While Gabapentin is not classified as a controlled substance by the U.S. Drug Enforcement Administration (DEA), there are concerns about its potential for misuse and dependence, particularly among individuals with a history of substance use disorders.
Common side effects of Gabapentin may include dizziness, drowsiness, fatigue, gastrointestinal disturbances, weight gain, mood changes, and cognitive impairment. It’s essential to discuss any side effects with your healthcare provider.
Yes, Gabapentin can be misused, particularly among individuals seeking to enhance the effects of other substances or alleviate withdrawal symptoms.
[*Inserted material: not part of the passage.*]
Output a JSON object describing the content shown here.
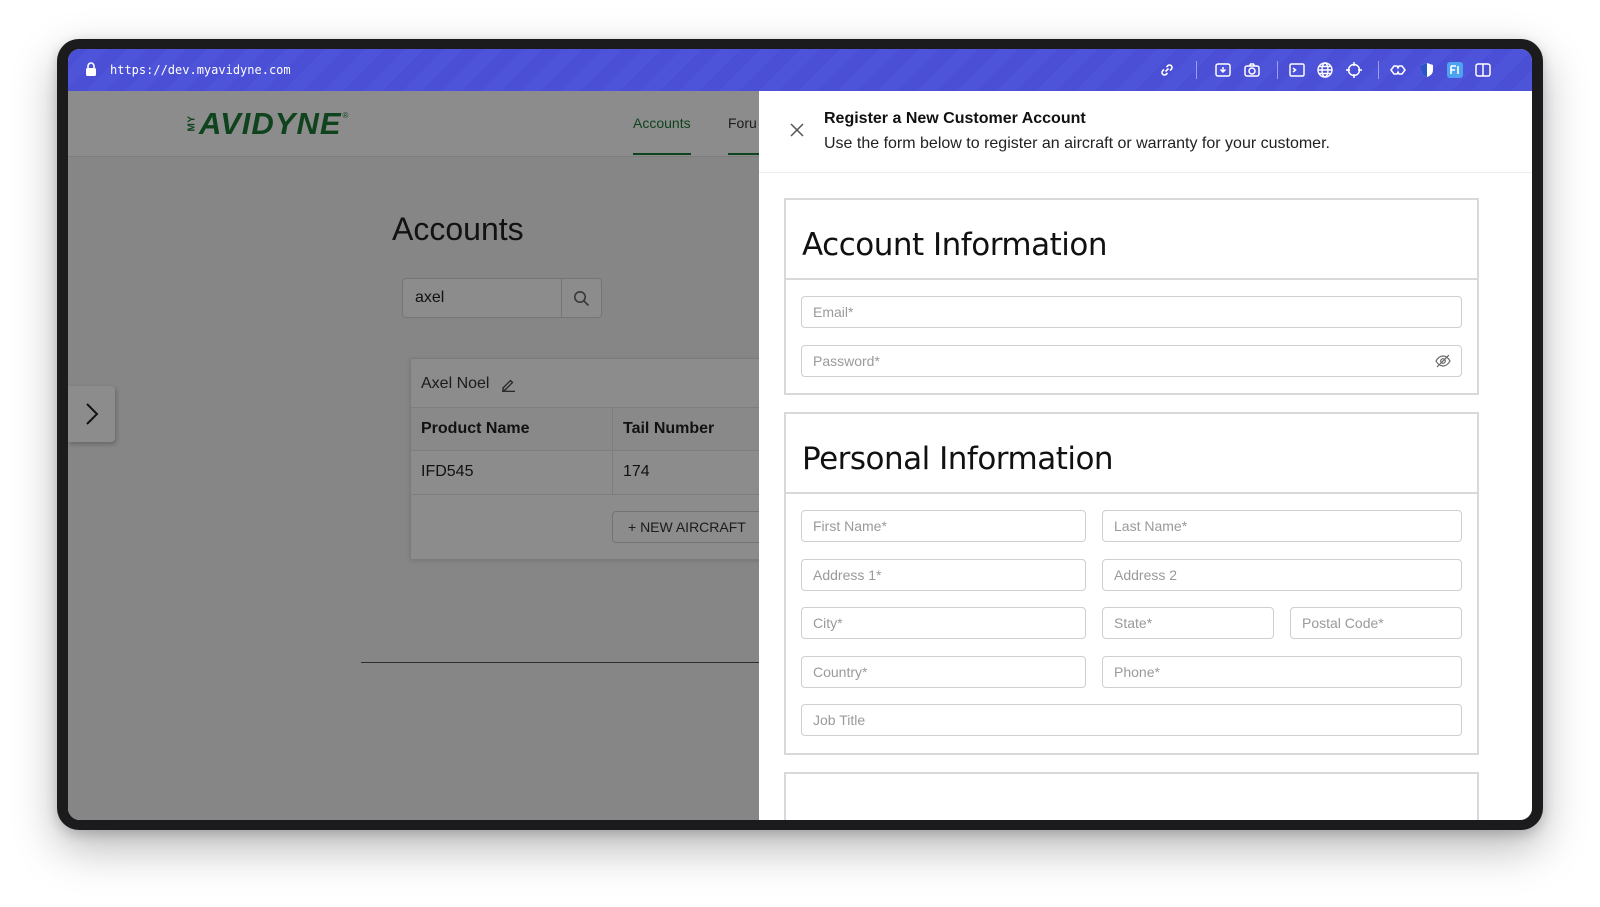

Misuse of Gabapentin may lead to dependence, addiction, and other adverse outcomes.
Withdrawal symptoms of Gabapentin may include anxiety, insomnia, nausea, vomiting, headache, muscle spasms, sweating, tremors, flu-like symptoms, seizures, and mood changes. It’s crucial to taper off Gabapentin under medical supervision to minimize withdrawal discomfort.
To prevent Gabapentin misuse, healthcare providers should carefully assess patients’ medical histories, educate them about the risks associated with Gabapentin use, and monitor them closely for signs of misuse or dependence. Patients should follow their prescribed dosage and avoid combining Gabapentin with other substances without medical supervision.
While Gabapentin is generally safe when used as prescribed, it may not be suitable for everyone. Individuals with a history of kidney disease, respiratory depression, or mental health conditions should exercise caution when taking Gabapentin and discuss any concerns with their healthcare provider.
The sudden behavior changes, mood swings, sleep disturbances, and suicidal ideation.
Memory loss, weakened muscles, and respiratory failure.
Due to their nerve-calming properties, these medications can effectively alleviate the burning, stabbing, or shooting pain commonly associated with nerve damage.
The combination with caffeine can reduce Gabapentin’s anticonvulsant effects.
Medically Reviewed By:
Dr. Sanjai Thankachen
Dr. Sanjai Thankachen graduated from Adichunchanagiri Institute of Medicine in 2000. He completed his residency in psychiatry in 2008 at Creedmoor Psychiatric Center in New York. Dr. Thankachen is currently working with Pacific Neuropsychiatric Specialists in an outpatient practice, as well as working at multiple in-patient psychiatric and medical units bringing his patients the most advanced healthcare treatment in psychiatry. Dr. Thankachen sees patients with an array of disorders, including depression, bipolar illness, schizophrenia, anxiety, and dementia-related problems.
Edited for Clinical Accuracy By:
Sean Leonard is a board-certified psychiatric nurse practitioner. He received his master’s degree in adult geriatric primary care nurse practitioner from Walden University and a second postmaster specialty in psychiatry mental health nurse practitioner from Rocky Mountain University. Sean has experience working in various diverse settings, including an outpatient clinic, inpatient detox and rehab, psychiatric emergency, and dual diagnosis programs. His specialty areas include substance abuse, depression, anxiety, mood disorders, PTSD, ADHD, and OCD.
Mayo Clinic. “Gabapentin (Oral Route) – Proper Use.” Mayo Clinic, https://www.mayoclinic.org/drugs-supplements/gabapentin-oral-route/proper-use/drg-20064011.
National Center for Biotechnology Information. “Basic and clinical studies have shown that gabapentin’s anticonvulsant effects are due to its ability to mimic the inhibitory effects of GABA on neuronal excitability.” PMC, https://www.ncbi.nlm.nih.gov/pmc/articles/PMC5308580/.
Medical News Today. “Gabapentin: What to know.” Medical News Today, 2019, https://www.medicalnewstoday.com/articles/323753#long-term-effects.